● Work to complete
Return all lines of the data in which the string "Customers" occurs.

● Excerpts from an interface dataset

━━━━━━━━━━━━━━━━━━━━

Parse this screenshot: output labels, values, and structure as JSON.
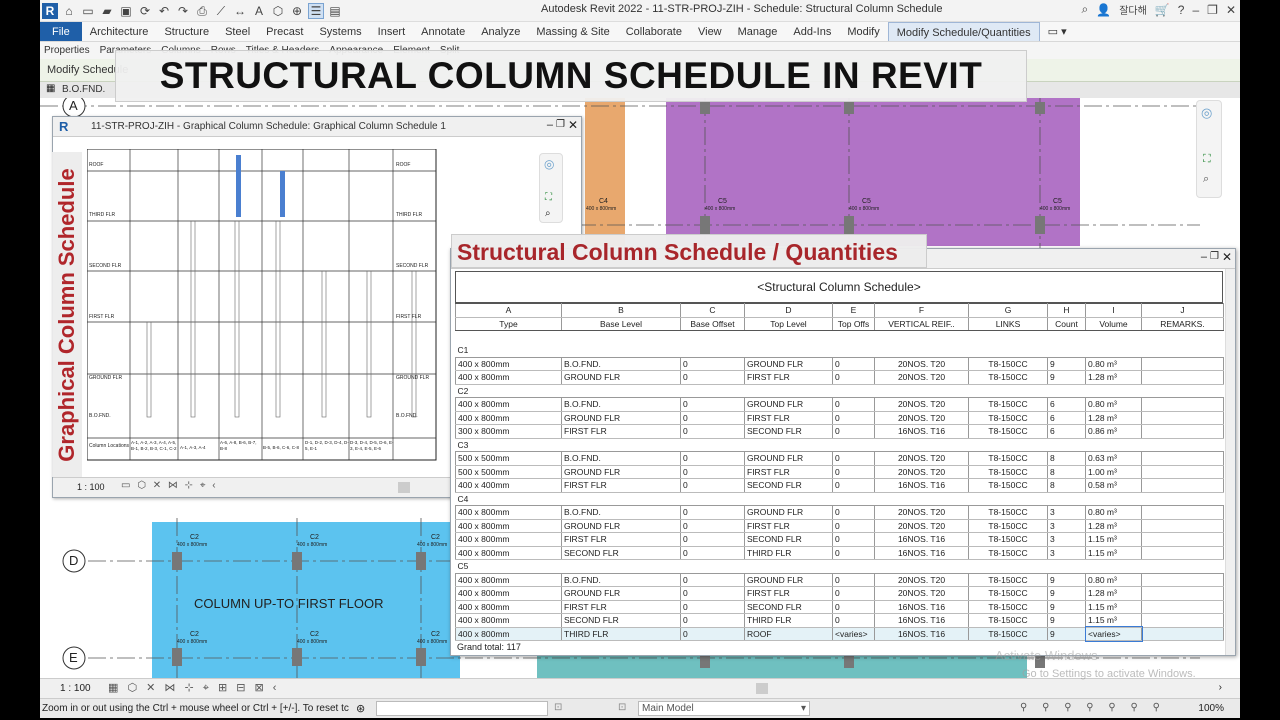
{
  "app": {
    "title": "Autodesk Revit 2022 - 11-STR-PROJ-ZIH - Schedule: Structural Column Schedule",
    "user_label": "잘다해",
    "logo_letter": "R"
  },
  "ribbon": {
    "tabs": [
      "File",
      "Architecture",
      "Structure",
      "Steel",
      "Precast",
      "Systems",
      "Insert",
      "Annotate",
      "Analyze",
      "Massing & Site",
      "Collaborate",
      "View",
      "Manage",
      "Add-Ins",
      "Modify",
      "Modify Schedule/Quantities"
    ],
    "active_tab": "Modify Schedule/Quantities",
    "panel_items": [
      "Properties",
      "Parameters",
      "Columns",
      "Rows",
      "Titles & Headers",
      "Appearance",
      "Element",
      "Split"
    ],
    "context_label": "Modify Schedule"
  },
  "banner": {
    "text": "STRUCTURAL COLUMN SCHEDULE IN REVIT"
  },
  "view_tab": {
    "label": "B.O.FND."
  },
  "plan": {
    "grid_labels": [
      "A",
      "D",
      "E"
    ],
    "upper_columns": [
      {
        "name": "C4",
        "size": "400 x 800mm"
      },
      {
        "name": "C5",
        "size": "400 x 800mm"
      },
      {
        "name": "C5",
        "size": "400 x 800mm"
      },
      {
        "name": "C5",
        "size": "400 x 800mm"
      }
    ],
    "lower_columns": [
      {
        "name": "C2",
        "size": "400 x 800mm"
      },
      {
        "name": "C2",
        "size": "400 x 800mm"
      },
      {
        "name": "C2",
        "size": "400 x 800mm"
      },
      {
        "name": "C2",
        "size": "400 x 800mm"
      },
      {
        "name": "C2",
        "size": "400 x 800mm"
      },
      {
        "name": "C2",
        "size": "400 x 800mm"
      }
    ],
    "region_label": "COLUMN UP-TO FIRST FLOOR",
    "colors": {
      "orange": "#e8a86e",
      "purple": "#b173c6",
      "blue": "#5cc3ef",
      "teal": "#6fc0c0"
    }
  },
  "graphical_window": {
    "title": "11-STR-PROJ-ZIH - Graphical Column Schedule: Graphical Column Schedule 1",
    "scale": "1 : 100",
    "vertical_label": "Graphical Column Schedule",
    "level_labels_left": [
      "ROOF",
      "THIRD FLR",
      "SECOND FLR",
      "FIRST FLR",
      "GROUND FLR",
      "B.O.FND.",
      "Column Locations"
    ],
    "level_labels_right": [
      "ROOF",
      "THIRD FLR",
      "SECOND FLR",
      "FIRST FLR",
      "GROUND FLR",
      "B.O.FND."
    ],
    "location_labels": [
      "A-1, A-2, A-3, A-4, A-5, B-1, B-2, B-3, C-1, C-2",
      "A-1, A-3, A-4",
      "A-6, A-8, B-6, B-7, B-8",
      "B-5, B-6, C-6, C-8",
      "D-1, D-2, D-3, D-4, D-5, E-1",
      "D-3, D-4, D-5, D-6, E-3, E-4, E-5, E-6"
    ]
  },
  "schedule": {
    "banner": "Structural Column Schedule / Quantities",
    "title": "<Structural Column Schedule>",
    "letters": [
      "A",
      "B",
      "C",
      "D",
      "E",
      "F",
      "G",
      "H",
      "I",
      "J"
    ],
    "headers": [
      "Type",
      "Base Level",
      "Base Offset",
      "Top Level",
      "Top Offs",
      "VERTICAL REIF..",
      "LINKS",
      "Count",
      "Volume",
      "REMARKS."
    ],
    "groups": [
      {
        "name": "C1",
        "rows": [
          [
            "400 x 800mm",
            "B.O.FND.",
            "0",
            "GROUND FLR",
            "0",
            "20NOS. T20",
            "T8-150CC",
            "9",
            "0.80 m³",
            ""
          ],
          [
            "400 x 800mm",
            "GROUND FLR",
            "0",
            "FIRST FLR",
            "0",
            "20NOS. T20",
            "T8-150CC",
            "9",
            "1.28 m³",
            ""
          ]
        ]
      },
      {
        "name": "C2",
        "rows": [
          [
            "400 x 800mm",
            "B.O.FND.",
            "0",
            "GROUND FLR",
            "0",
            "20NOS. T20",
            "T8-150CC",
            "6",
            "0.80 m³",
            ""
          ],
          [
            "400 x 800mm",
            "GROUND FLR",
            "0",
            "FIRST FLR",
            "0",
            "20NOS. T20",
            "T8-150CC",
            "6",
            "1.28 m³",
            ""
          ],
          [
            "300 x 800mm",
            "FIRST FLR",
            "0",
            "SECOND FLR",
            "0",
            "16NOS. T16",
            "T8-150CC",
            "6",
            "0.86 m³",
            ""
          ]
        ]
      },
      {
        "name": "C3",
        "rows": [
          [
            "500 x 500mm",
            "B.O.FND.",
            "0",
            "GROUND FLR",
            "0",
            "20NOS. T20",
            "T8-150CC",
            "8",
            "0.63 m³",
            ""
          ],
          [
            "500 x 500mm",
            "GROUND FLR",
            "0",
            "FIRST FLR",
            "0",
            "20NOS. T20",
            "T8-150CC",
            "8",
            "1.00 m³",
            ""
          ],
          [
            "400 x 400mm",
            "FIRST FLR",
            "0",
            "SECOND FLR",
            "0",
            "16NOS. T16",
            "T8-150CC",
            "8",
            "0.58 m³",
            ""
          ]
        ]
      },
      {
        "name": "C4",
        "rows": [
          [
            "400 x 800mm",
            "B.O.FND.",
            "0",
            "GROUND FLR",
            "0",
            "20NOS. T20",
            "T8-150CC",
            "3",
            "0.80 m³",
            ""
          ],
          [
            "400 x 800mm",
            "GROUND FLR",
            "0",
            "FIRST FLR",
            "0",
            "20NOS. T20",
            "T8-150CC",
            "3",
            "1.28 m³",
            ""
          ],
          [
            "400 x 800mm",
            "FIRST FLR",
            "0",
            "SECOND FLR",
            "0",
            "16NOS. T16",
            "T8-150CC",
            "3",
            "1.15 m³",
            ""
          ],
          [
            "400 x 800mm",
            "SECOND FLR",
            "0",
            "THIRD FLR",
            "0",
            "16NOS. T16",
            "T8-150CC",
            "3",
            "1.15 m³",
            ""
          ]
        ]
      },
      {
        "name": "C5",
        "rows": [
          [
            "400 x 800mm",
            "B.O.FND.",
            "0",
            "GROUND FLR",
            "0",
            "20NOS. T20",
            "T8-150CC",
            "9",
            "0.80 m³",
            ""
          ],
          [
            "400 x 800mm",
            "GROUND FLR",
            "0",
            "FIRST FLR",
            "0",
            "20NOS. T20",
            "T8-150CC",
            "9",
            "1.28 m³",
            ""
          ],
          [
            "400 x 800mm",
            "FIRST FLR",
            "0",
            "SECOND FLR",
            "0",
            "16NOS. T16",
            "T8-150CC",
            "9",
            "1.15 m³",
            ""
          ],
          [
            "400 x 800mm",
            "SECOND FLR",
            "0",
            "THIRD FLR",
            "0",
            "16NOS. T16",
            "T8-150CC",
            "9",
            "1.15 m³",
            ""
          ],
          [
            "400 x 800mm",
            "THIRD FLR",
            "0",
            "ROOF",
            "<varies>",
            "16NOS. T16",
            "T8-150CC",
            "9",
            "<varies>",
            ""
          ]
        ]
      }
    ],
    "grand_total": "Grand total: 117"
  },
  "view_control": {
    "scale": "1 : 100"
  },
  "status": {
    "hint": "Zoom in or out using the Ctrl + mouse wheel or Ctrl + [+/-]. To reset tc",
    "model": "Main Model",
    "zoom": "100%"
  },
  "watermark": {
    "line1": "Activate Windows",
    "line2": "Go to Settings to activate Windows."
  }
}
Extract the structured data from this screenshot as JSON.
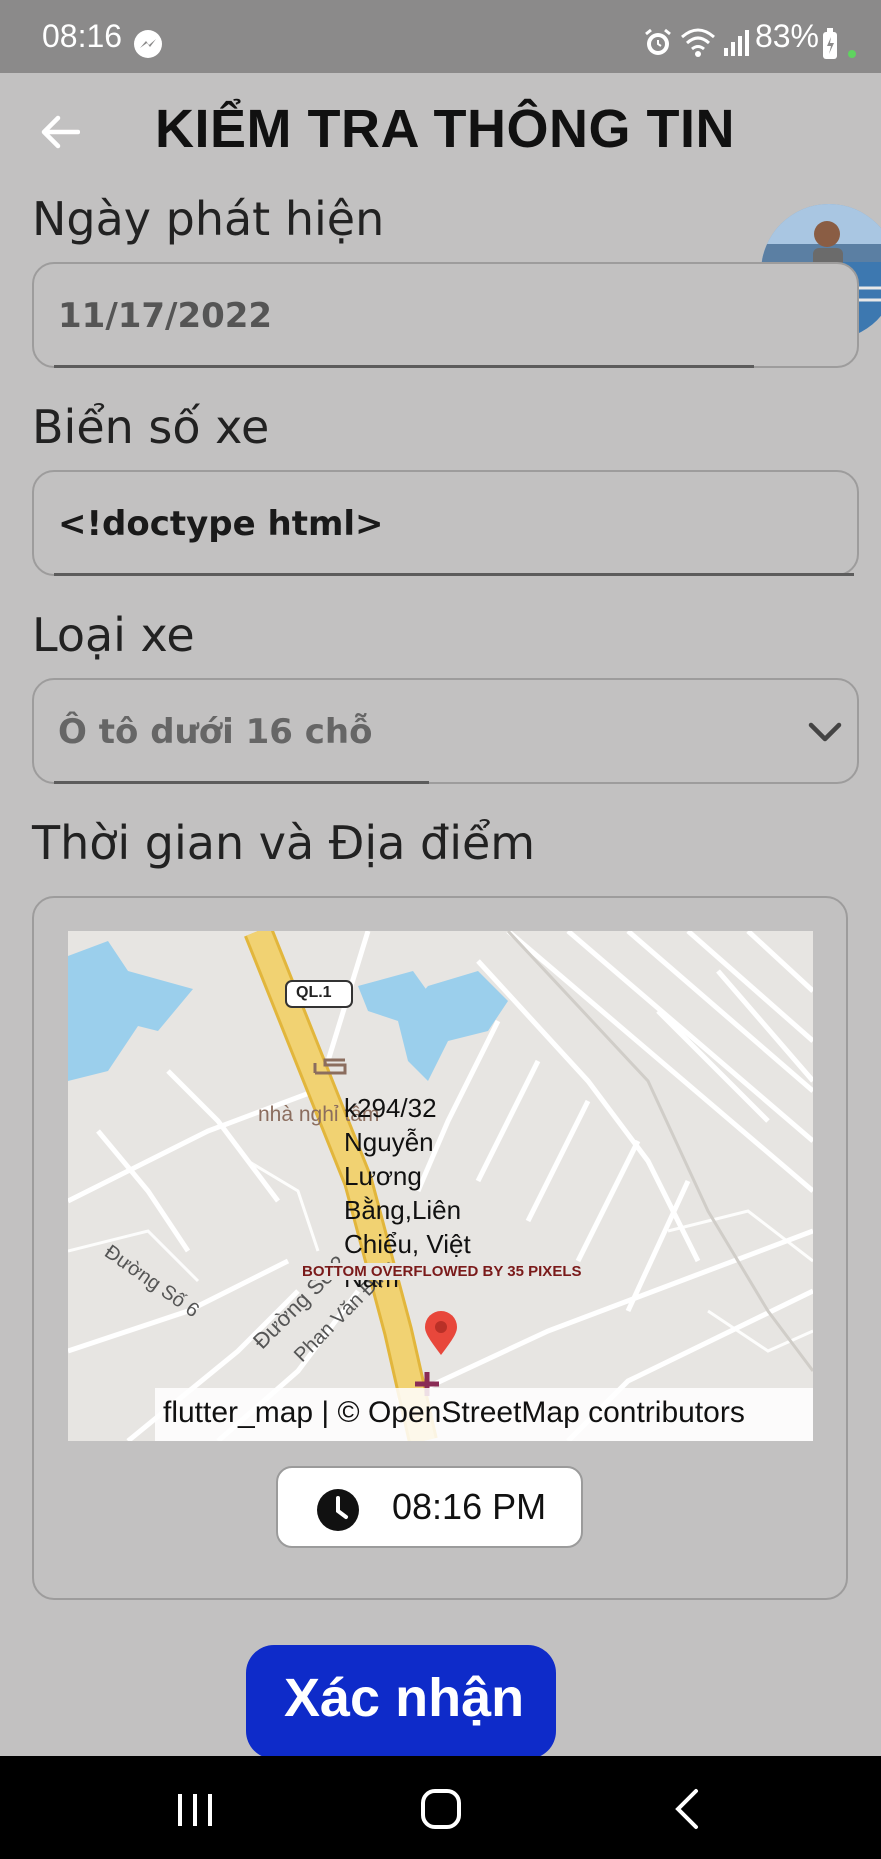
{
  "status_bar": {
    "time": "08:16",
    "battery": "83%"
  },
  "app_bar": {
    "title": "KIỂM TRA THÔNG TIN"
  },
  "form": {
    "date_label": "Ngày phát hiện",
    "date_value": "11/17/2022",
    "plate_label": "Biển số xe",
    "plate_value": "<!doctype html>",
    "type_label": "Loại xe",
    "type_value": "Ô tô dưới 16 chỗ",
    "time_place_label": "Thời gian và Địa điểm"
  },
  "map": {
    "road_badge": "QL.1",
    "poi": "nhà nghỉ tâm",
    "address": "k294/32\nNguyễn\nLương\nBằng,Liên\nChiểu, Việt\nNam",
    "street_1": "Đường Số 6",
    "street_2": "Đường Số 2",
    "street_3": "Phan Văn Định",
    "overflow_banner": "BOTTOM OVERFLOWED BY 35 PIXELS",
    "attribution": "flutter_map | © OpenStreetMap contributors"
  },
  "time_button": {
    "label": "08:16 PM"
  },
  "confirm_button": {
    "label": "Xác nhận"
  },
  "colors": {
    "background": "#c2c1c1",
    "accent": "#0e2bc9",
    "status_bar": "#8b8a8a",
    "marker": "#e8473b",
    "water": "#9bcfec",
    "highway": "#f1d272"
  }
}
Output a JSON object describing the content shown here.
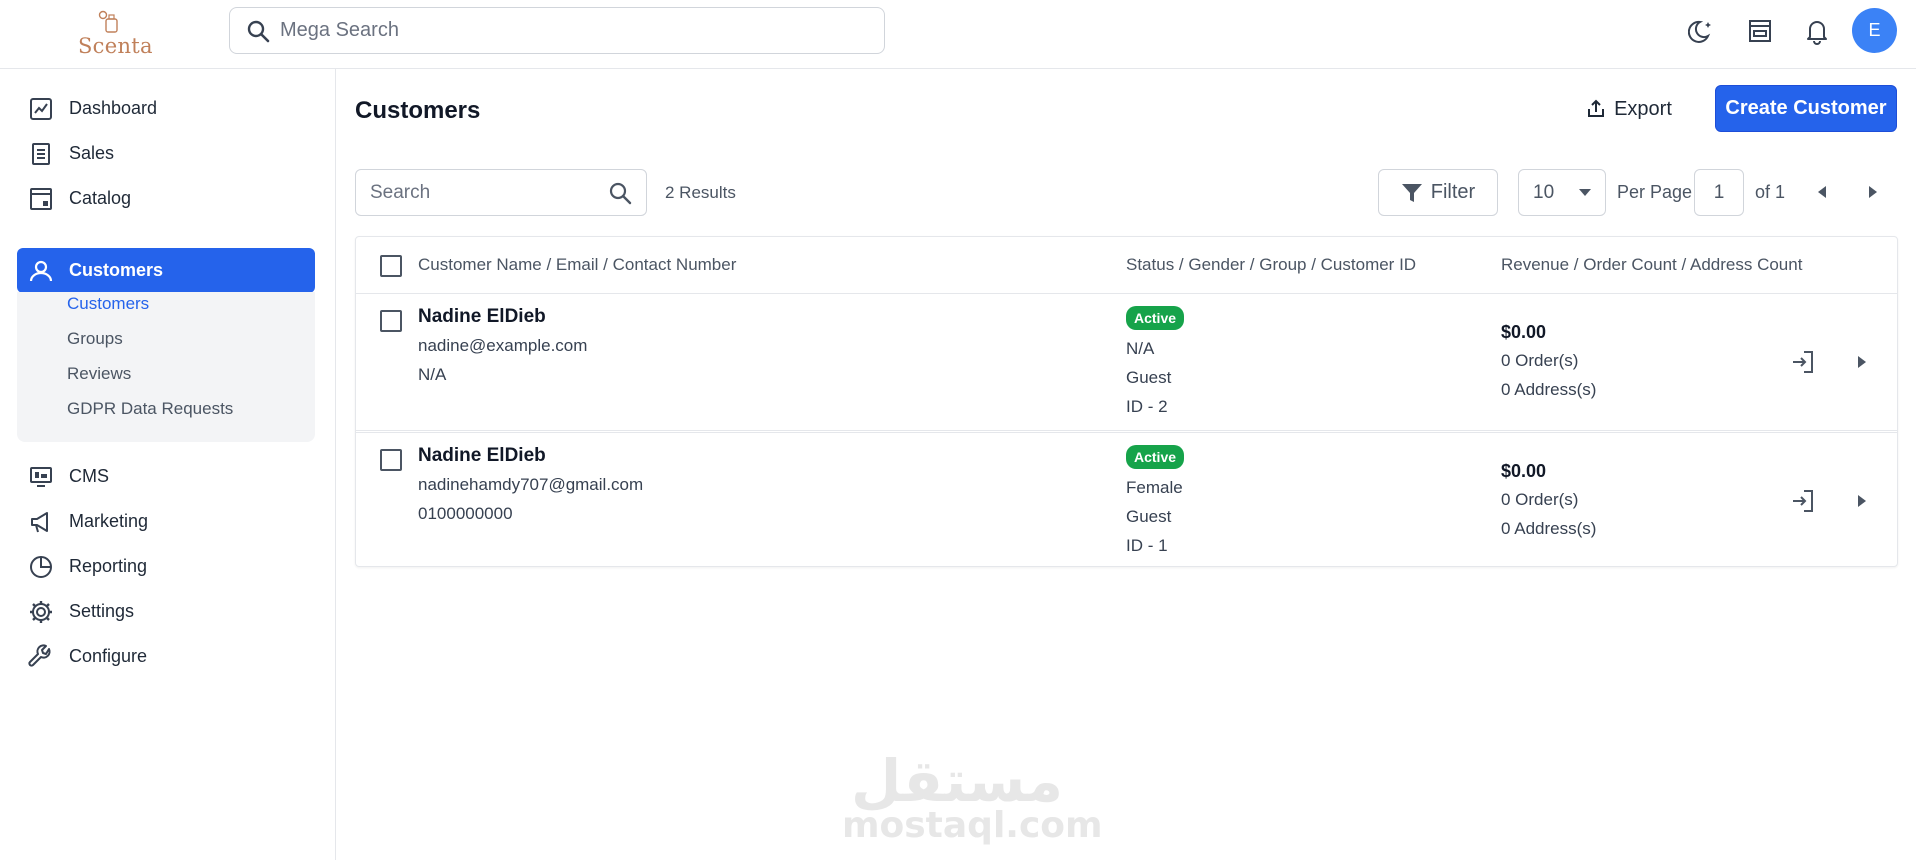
{
  "header": {
    "logo_text": "Scenta",
    "search_placeholder": "Mega Search",
    "avatar_initial": "E",
    "icons": [
      "moon-icon",
      "store-icon",
      "bell-icon"
    ]
  },
  "sidebar": {
    "items": [
      {
        "label": "Dashboard",
        "icon": "dashboard-icon"
      },
      {
        "label": "Sales",
        "icon": "receipt-icon"
      },
      {
        "label": "Catalog",
        "icon": "catalog-icon"
      },
      {
        "label": "Customers",
        "icon": "user-icon"
      },
      {
        "label": "CMS",
        "icon": "monitor-icon"
      },
      {
        "label": "Marketing",
        "icon": "megaphone-icon"
      },
      {
        "label": "Reporting",
        "icon": "pie-chart-icon"
      },
      {
        "label": "Settings",
        "icon": "gear-icon"
      },
      {
        "label": "Configure",
        "icon": "wrench-icon"
      }
    ],
    "active": "Customers",
    "sub_items": [
      "Customers",
      "Groups",
      "Reviews",
      "GDPR Data Requests"
    ],
    "active_sub": "Customers"
  },
  "main": {
    "title": "Customers",
    "export_label": "Export",
    "create_label": "Create Customer",
    "search_placeholder": "Search",
    "results_text": "2 Results",
    "filter_label": "Filter",
    "per_page_value": "10",
    "per_page_label": "Per Page",
    "page_value": "1",
    "page_of": "of 1"
  },
  "table": {
    "columns": [
      "Customer Name / Email / Contact Number",
      "Status / Gender / Group / Customer ID",
      "Revenue / Order Count / Address Count"
    ],
    "rows": [
      {
        "name": "Nadine ElDieb",
        "email": "nadine@example.com",
        "phone": "N/A",
        "status": "Active",
        "gender": "N/A",
        "group": "Guest",
        "id": "ID - 2",
        "revenue": "$0.00",
        "orders": "0 Order(s)",
        "addresses": "0 Address(s)"
      },
      {
        "name": "Nadine ElDieb",
        "email": "nadinehamdy707@gmail.com",
        "phone": "0100000000",
        "status": "Active",
        "gender": "Female",
        "group": "Guest",
        "id": "ID - 1",
        "revenue": "$0.00",
        "orders": "0 Order(s)",
        "addresses": "0 Address(s)"
      }
    ]
  },
  "watermark": {
    "arabic": "مستقل",
    "latin": "mostaql.com"
  },
  "colors": {
    "accent": "#2563eb",
    "status_active": "#16a34a",
    "logo": "#c0805a",
    "avatar": "#3b82f6"
  }
}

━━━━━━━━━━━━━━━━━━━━

● Written response
        "label": "Customers",
    "active": "Customers",
      "Customers",
    "active_sub": "Customers"
    "title": "Customers",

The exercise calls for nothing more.